* **AVAILABLE RECORDS**
######
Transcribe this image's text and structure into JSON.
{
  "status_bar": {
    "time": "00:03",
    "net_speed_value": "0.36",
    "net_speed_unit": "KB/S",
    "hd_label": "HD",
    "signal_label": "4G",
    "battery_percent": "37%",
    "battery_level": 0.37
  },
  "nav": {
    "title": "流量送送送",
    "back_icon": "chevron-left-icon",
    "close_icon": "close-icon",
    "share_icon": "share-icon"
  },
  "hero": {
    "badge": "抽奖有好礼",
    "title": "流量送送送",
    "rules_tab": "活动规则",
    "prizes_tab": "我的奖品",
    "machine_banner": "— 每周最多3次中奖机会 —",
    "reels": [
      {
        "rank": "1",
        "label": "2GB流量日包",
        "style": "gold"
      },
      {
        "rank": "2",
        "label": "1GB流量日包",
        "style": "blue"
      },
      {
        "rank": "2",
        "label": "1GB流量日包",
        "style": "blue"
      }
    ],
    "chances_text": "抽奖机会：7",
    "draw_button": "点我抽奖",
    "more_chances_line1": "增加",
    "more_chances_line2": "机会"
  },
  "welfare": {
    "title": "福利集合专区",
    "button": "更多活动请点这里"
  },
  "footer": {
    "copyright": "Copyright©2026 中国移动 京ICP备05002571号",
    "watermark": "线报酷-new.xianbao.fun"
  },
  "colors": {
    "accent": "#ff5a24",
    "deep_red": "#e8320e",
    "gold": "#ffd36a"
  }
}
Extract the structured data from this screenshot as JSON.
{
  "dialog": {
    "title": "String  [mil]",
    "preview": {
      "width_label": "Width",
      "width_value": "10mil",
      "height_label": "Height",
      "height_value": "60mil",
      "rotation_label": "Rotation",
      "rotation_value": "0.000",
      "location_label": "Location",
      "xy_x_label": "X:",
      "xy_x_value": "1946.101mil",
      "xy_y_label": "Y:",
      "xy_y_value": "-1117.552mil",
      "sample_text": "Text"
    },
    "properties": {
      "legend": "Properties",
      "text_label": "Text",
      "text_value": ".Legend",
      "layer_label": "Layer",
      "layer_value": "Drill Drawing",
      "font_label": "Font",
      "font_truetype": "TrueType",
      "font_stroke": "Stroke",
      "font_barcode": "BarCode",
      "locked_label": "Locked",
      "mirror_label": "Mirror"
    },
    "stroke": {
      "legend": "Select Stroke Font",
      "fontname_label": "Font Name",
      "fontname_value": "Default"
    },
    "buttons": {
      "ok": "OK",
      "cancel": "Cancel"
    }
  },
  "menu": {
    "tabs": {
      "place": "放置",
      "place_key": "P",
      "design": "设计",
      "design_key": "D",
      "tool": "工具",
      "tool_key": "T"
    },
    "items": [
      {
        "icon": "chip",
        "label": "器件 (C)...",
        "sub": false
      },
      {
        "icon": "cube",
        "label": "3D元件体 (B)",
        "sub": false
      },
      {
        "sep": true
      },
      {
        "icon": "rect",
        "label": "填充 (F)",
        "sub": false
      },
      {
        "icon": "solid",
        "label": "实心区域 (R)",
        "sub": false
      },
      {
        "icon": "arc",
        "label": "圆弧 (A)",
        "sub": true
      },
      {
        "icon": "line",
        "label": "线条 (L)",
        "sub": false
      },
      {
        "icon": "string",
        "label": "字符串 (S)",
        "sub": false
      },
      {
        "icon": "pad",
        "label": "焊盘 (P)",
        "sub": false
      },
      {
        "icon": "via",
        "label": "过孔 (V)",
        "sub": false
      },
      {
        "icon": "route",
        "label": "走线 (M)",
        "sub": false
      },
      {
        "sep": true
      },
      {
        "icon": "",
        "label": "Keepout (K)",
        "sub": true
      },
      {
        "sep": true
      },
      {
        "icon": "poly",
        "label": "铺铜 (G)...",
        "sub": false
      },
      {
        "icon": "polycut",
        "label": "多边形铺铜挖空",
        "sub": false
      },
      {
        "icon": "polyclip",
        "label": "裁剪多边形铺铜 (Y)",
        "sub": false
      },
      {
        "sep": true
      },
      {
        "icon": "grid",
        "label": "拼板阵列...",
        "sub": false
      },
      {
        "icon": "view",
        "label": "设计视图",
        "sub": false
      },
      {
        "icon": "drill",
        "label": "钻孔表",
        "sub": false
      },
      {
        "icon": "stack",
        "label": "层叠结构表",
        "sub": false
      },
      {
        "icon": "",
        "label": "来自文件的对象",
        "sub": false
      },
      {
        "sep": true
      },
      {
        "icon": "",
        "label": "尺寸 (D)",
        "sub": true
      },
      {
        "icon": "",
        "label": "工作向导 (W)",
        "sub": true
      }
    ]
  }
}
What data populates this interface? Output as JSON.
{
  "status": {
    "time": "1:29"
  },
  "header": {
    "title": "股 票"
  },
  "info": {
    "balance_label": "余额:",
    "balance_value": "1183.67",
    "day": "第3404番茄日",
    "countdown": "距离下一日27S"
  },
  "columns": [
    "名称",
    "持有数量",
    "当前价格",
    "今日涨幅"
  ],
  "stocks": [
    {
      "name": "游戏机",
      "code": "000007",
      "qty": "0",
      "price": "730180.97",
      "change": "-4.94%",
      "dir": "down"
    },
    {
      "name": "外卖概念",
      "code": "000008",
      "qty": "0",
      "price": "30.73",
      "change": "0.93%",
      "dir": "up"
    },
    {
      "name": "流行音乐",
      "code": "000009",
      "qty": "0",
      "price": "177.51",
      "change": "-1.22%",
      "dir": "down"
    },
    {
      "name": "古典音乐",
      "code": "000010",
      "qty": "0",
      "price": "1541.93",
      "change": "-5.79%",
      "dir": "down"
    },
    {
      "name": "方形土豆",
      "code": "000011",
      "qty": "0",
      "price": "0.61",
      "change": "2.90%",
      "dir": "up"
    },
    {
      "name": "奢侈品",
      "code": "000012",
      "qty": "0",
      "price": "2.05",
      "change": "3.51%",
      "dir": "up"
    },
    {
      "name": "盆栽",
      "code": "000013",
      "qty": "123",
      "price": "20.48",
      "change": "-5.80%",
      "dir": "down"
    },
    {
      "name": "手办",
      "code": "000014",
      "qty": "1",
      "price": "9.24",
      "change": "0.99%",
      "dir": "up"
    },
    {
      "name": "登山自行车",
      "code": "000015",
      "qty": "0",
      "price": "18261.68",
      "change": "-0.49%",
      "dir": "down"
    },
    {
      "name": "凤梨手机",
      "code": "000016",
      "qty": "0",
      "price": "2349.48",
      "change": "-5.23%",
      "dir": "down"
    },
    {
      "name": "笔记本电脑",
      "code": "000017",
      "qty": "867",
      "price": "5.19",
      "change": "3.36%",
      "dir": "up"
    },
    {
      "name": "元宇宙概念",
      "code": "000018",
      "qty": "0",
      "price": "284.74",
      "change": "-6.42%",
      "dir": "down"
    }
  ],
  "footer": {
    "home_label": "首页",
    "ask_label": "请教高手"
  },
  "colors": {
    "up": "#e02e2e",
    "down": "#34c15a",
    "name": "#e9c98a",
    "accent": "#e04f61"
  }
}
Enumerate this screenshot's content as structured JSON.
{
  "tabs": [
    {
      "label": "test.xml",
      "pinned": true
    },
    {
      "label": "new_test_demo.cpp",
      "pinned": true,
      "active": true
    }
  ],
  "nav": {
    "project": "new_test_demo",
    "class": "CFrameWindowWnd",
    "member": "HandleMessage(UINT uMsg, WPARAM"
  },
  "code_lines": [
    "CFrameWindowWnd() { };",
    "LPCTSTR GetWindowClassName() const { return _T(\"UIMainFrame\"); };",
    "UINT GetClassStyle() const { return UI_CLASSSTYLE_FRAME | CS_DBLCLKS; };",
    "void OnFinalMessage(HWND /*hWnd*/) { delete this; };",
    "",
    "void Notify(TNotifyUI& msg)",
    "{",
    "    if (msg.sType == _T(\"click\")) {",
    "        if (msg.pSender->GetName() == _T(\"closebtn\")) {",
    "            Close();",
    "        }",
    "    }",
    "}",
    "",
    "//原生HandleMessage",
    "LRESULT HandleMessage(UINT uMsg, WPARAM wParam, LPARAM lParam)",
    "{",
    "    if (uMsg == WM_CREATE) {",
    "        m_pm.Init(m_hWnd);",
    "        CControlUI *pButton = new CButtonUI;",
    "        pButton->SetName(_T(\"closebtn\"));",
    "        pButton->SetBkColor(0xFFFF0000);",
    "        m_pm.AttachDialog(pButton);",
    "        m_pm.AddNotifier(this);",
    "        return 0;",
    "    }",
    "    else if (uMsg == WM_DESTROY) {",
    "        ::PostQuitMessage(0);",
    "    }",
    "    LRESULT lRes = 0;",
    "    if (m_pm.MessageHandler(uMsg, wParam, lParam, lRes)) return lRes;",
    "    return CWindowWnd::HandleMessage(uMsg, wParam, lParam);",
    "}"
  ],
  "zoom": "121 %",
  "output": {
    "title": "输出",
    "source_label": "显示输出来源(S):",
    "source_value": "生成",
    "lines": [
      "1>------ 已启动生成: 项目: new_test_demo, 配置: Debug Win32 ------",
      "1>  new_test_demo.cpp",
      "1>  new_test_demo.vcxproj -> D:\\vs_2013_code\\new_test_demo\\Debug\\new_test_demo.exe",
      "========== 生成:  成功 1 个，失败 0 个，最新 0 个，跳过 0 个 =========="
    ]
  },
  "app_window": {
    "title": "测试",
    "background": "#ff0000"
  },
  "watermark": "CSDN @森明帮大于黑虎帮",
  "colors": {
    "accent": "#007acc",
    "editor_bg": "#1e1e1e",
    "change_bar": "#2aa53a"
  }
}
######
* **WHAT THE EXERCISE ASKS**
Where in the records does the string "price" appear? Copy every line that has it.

* **RESPONSE**
      "price": "730180.97",
      "price": "30.73",
      "price": "177.51",
      "price": "1541.93",
      "price": "0.61",
      "price": "2.05",
      "price": "20.48",
      "price": "9.24",
      "price": "18261.68",
      "price": "2349.48",
      "price": "5.19",
      "price": "284.74",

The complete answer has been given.